Child Marriage: culture, morality and future of society

Watch Animation on Youtube Free:

When a nation turns a child into a bride, it turns its future into a hell. Irrespective of the differences in culture, language, ethnicity, religion and geographical position, child marriage has become a global problem, which is practised in different parts of the world. From Niger, Bangladesh to Iraq, child marriage is a common practice in Africa, Asia, Latin America, the Middle East and even in Europe. While some might argue that child marriage is an integral part of their culture and religion, there is little doubt that the practice clearly indicates global gender inequalities, violence against women and poverty, to say the least.

With Niger and Bangladesh occupy the topmost positions in the child marriage menace globally, as many as over 700 million women were victims of child marriage as children, according to the UNO research. That says much how magnitude the child marriage problem is. Generally, in countries where child marriage is being practised, it is believed that child marriage to an older man offers the girl protection by the older husband. But that assumption seems not to be the whole story. Often, these young girls are victims of violence – physically, mentally, sexually and otherwise – in the hands of their much older husbands who see their baby wives as their properties and treat them as slaves, without fear of losing them. Furthermore, the girl brides face life-threatening health problems during and after pregnancy because their bodies are still biologically too young to carry a baby.

From the economic point of view, many a married girl forfeits perusing their academic goals. The result is that the girls automatically end up being potential mothers and financially and emotionally dependent on their husbands. Nor can they contribute economically much to society.

Although some might argue that not all child marriages constitute slavery, if the girl in question is given freedom, and she is not exploited by the husband. That argument loses its strength when examined through the prism of maturity, having in mind that the child brides are generally too young to make a choice in life. As such, they should not have been forced into marriage at that ripe age, when they still cannot decide for themselves what they want in life.

Many experts have argued that banning marriage for girls under the age of 18 is a good step in the right direction if we want to reduce girl marriage around the world. At least at the age of 18, it is generally believed that one is mature enough to take decisions in their lives.

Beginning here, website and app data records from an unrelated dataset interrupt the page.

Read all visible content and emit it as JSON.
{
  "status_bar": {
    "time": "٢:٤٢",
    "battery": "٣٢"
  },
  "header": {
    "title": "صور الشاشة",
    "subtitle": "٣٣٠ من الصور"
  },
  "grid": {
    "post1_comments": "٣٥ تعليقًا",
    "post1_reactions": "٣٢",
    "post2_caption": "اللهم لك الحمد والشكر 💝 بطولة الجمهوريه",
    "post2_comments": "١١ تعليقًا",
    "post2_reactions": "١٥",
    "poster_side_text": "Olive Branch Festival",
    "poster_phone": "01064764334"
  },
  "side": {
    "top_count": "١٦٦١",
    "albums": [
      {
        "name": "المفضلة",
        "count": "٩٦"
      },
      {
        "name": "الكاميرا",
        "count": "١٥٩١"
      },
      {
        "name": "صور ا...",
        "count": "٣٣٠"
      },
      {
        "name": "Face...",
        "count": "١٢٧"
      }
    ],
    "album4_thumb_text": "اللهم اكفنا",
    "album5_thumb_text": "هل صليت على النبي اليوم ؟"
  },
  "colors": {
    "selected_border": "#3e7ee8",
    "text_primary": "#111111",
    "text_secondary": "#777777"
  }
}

Happily, according to the latest statistics from the UNICEF, child marriage is decreasing globally with the percentage of women married before the age of 18 descending from 33% to 26% between 1985 and 2010. This is good news. But more needs to be done to create awareness of the danger of child marriage, as well as end the practice.

Regardless, the one thing is sure: When a nation turns a child into a bride, it turns its future into a hell.